▸ **Task statement**
How many lines below contain the string "this"? Reply with the figure and no further words.

________________

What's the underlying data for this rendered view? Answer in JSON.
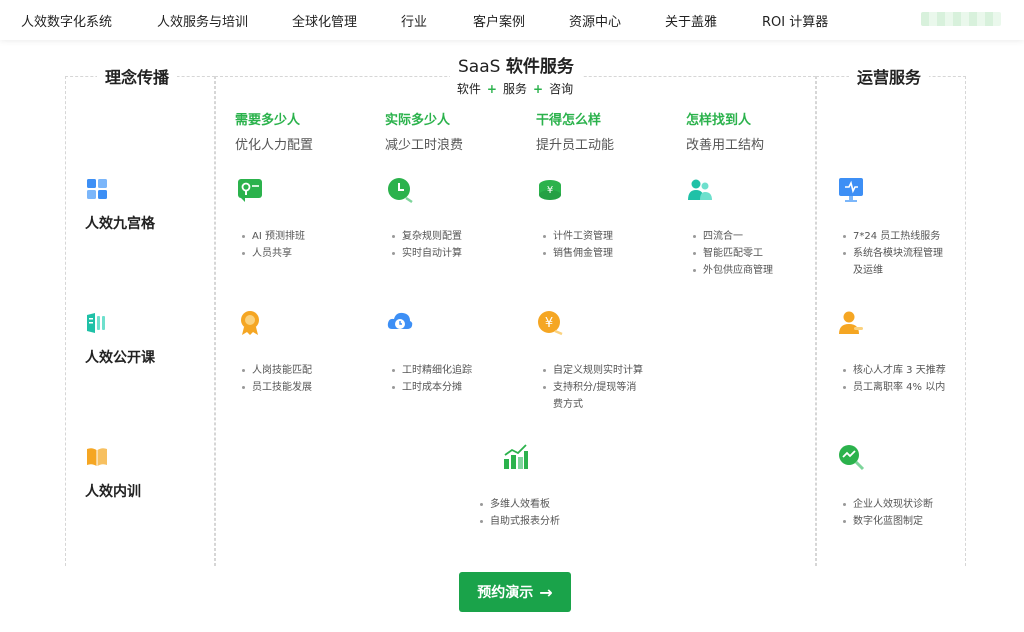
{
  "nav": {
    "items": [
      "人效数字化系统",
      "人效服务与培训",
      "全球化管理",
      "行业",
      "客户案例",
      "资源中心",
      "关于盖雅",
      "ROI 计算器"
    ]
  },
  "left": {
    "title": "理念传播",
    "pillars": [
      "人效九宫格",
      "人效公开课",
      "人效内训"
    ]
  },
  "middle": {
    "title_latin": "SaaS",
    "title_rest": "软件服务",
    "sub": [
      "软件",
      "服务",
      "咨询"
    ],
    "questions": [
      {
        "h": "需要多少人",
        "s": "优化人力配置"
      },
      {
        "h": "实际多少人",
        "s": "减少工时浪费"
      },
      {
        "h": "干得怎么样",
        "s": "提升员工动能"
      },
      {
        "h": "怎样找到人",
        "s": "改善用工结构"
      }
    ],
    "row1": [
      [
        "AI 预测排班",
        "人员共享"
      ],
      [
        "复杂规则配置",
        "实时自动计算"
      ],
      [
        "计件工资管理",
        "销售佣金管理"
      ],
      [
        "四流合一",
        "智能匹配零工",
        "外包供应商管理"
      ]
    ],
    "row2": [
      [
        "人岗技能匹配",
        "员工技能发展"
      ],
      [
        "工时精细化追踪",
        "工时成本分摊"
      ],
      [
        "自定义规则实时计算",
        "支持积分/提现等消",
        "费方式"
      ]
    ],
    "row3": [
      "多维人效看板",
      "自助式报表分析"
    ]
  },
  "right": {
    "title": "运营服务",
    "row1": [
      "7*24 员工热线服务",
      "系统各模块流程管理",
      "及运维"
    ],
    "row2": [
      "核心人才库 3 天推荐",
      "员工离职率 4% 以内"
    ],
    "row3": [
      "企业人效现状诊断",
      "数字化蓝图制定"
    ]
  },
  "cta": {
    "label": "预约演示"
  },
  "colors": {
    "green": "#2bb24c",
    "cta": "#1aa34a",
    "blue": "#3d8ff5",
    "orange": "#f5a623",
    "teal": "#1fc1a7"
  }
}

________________

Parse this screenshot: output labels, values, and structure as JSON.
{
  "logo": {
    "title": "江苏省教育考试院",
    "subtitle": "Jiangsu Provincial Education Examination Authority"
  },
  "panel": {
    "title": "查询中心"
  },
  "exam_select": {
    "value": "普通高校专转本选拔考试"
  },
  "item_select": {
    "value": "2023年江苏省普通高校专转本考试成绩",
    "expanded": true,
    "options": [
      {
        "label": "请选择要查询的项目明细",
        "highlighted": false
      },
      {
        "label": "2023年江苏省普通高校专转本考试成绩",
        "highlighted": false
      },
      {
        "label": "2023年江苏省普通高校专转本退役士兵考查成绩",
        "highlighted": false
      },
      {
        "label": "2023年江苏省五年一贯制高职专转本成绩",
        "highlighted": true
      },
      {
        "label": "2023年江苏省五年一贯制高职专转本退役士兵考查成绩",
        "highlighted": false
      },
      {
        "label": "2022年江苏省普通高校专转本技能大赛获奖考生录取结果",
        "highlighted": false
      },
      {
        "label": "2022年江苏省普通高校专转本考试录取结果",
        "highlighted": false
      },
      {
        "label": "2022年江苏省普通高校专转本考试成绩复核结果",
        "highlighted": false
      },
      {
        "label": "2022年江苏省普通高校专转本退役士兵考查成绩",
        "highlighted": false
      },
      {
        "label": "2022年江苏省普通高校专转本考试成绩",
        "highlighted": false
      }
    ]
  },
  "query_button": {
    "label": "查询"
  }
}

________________

▸ **Reply**
2